In fact, rents and prices for real estate have risen drastically in recent months. One reason is the people from Russia who have been coming in large numbers to Armenia since the start of the war in Ukraine for political and also economic reasons caused by the Western sanctions. They can often pay more than Armenians. This has consequences: according to the Armenian Statistical Committee, in July 2021 the price per square meter of a flat in the center of Yerevan was still 1580 dollars. One year later, it was already 1880 dollars. In the meantime, prices have probably risen even more because more Russians came to Armenia in September after the Russian partial mobilization was announced.
“We just want to live normally“
According to Karineh Movsesyan, this price development should also be reflected in state support. “We just want to live normally. Not in palaces, but in normal houses.” Like most people in the Lachin Corridor, Karineh and her husband had moved there from Armenia in the 1990s. The Armenian state and the administration in Nagorno-Karabakh had recruited them specifically to repopulate the area. The Azerbaijanis who had lived there before had been displaced by the war.

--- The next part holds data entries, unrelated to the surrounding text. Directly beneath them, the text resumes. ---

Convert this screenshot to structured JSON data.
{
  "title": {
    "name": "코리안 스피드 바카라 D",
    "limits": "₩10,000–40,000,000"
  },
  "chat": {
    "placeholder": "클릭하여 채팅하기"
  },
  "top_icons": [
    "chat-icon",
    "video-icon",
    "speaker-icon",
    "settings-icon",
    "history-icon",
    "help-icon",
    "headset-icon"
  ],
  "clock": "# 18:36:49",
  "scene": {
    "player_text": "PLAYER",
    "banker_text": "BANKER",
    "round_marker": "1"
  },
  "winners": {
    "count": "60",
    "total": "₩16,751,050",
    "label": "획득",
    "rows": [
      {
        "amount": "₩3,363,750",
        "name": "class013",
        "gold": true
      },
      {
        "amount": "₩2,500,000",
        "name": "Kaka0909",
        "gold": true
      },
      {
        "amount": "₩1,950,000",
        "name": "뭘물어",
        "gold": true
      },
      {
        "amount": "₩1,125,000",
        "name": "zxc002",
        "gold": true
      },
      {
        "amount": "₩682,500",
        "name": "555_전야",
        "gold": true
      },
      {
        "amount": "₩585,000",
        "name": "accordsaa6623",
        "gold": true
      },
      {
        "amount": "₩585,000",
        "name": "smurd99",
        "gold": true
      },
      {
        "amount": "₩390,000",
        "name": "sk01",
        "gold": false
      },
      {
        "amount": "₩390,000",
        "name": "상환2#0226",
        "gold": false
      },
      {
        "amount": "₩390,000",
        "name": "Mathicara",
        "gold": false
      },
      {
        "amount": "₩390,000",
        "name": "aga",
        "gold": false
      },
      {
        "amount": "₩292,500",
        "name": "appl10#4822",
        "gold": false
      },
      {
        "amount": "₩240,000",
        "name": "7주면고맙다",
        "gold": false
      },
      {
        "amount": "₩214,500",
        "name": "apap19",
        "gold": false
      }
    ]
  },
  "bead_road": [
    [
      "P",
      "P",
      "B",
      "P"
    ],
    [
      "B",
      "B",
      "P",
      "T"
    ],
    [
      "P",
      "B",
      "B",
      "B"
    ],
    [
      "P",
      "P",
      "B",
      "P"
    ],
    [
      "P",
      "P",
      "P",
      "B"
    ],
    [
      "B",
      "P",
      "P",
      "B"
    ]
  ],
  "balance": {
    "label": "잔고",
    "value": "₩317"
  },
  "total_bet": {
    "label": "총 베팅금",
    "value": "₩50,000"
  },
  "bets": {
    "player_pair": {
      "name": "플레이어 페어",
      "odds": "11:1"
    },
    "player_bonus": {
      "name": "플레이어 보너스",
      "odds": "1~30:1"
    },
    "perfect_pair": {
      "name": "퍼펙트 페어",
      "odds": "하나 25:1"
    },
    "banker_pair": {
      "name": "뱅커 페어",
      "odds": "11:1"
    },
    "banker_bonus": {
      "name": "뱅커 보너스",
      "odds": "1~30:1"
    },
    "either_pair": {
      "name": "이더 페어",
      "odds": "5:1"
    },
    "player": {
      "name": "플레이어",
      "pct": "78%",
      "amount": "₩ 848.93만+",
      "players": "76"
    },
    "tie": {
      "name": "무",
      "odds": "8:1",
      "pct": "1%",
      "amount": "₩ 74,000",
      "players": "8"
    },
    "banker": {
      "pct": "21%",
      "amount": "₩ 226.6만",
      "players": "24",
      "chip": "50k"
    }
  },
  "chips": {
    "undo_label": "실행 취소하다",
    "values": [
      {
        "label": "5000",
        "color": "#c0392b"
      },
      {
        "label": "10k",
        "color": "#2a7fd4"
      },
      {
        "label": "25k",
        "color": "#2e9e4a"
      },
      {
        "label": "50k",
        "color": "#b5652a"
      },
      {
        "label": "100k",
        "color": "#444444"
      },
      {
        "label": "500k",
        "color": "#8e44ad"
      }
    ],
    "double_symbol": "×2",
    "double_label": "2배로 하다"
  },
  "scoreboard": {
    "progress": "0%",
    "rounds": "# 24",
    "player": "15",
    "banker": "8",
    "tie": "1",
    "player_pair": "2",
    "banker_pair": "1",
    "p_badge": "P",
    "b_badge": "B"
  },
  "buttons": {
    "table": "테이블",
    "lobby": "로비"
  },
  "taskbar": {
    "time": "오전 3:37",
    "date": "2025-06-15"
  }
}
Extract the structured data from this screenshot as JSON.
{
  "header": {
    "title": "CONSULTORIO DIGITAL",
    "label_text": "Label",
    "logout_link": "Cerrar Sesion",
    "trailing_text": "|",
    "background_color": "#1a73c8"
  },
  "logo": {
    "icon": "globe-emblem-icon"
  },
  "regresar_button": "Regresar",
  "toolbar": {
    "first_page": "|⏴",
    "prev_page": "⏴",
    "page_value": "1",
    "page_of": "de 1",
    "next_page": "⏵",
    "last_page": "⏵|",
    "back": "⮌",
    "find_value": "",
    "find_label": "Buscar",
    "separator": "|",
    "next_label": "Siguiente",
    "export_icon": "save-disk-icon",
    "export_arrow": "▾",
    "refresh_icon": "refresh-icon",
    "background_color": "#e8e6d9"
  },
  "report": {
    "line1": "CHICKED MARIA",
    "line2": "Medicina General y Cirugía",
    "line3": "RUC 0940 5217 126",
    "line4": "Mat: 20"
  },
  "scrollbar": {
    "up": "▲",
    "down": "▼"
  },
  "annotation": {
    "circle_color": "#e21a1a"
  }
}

“We arrived then in a completely destroyed country and turned it into a flourishing garden,” says Karineh. Initially, there was no running water, no functioning electricity supply, and no houses. Not all the promised aid from the Armenian government and the administration of Nagorno-Karabakh had actually been implemented. And so they had to build most of it with their own hands. Now they would have to start all over again, and therefore claim more help from the state.
Little hope in state’s help
“We want a meeting with Prime Minister Pashinyan, or at least with the mayor of Yerevan,” she says on the sidelines of the demonstration. A little later, the doors of the government building open. Karineh and a few other representatives can talk to the Minister of Social Affairs. But she has already spoken to him several times. Even after this meeting, there have been no concrete results.
Amalia Babayan is also taking part in the demonstration. Meanwhile, she has little hope that the state will help. When she talks about it, the 91-year-old gets angry. “The state is spitting on us. It’s been going on for two years now. We come here and talk and talk. Nothing happens.”
This article was published within the frames of “Correspondents in Conflict” Project,
implemented by Yerevan Press Club and Deutsche Gesellschaft e. V. The Project is
funded by the German Federal Foreign Office within the “Eastern Partnership Program”.
The contents of this article are the sole responsibility of the implementing partners and can in
no way be taken to reflect the views of the Federal Foreign Office. #civilsocietycooperation
Niels Bula is based in Leipzig and works as radio and TV reporter for the public network MDR. After several stays in Russia, post-Soviet politics and societies are part of his interest. Furthermore he covers local topics in East Germany.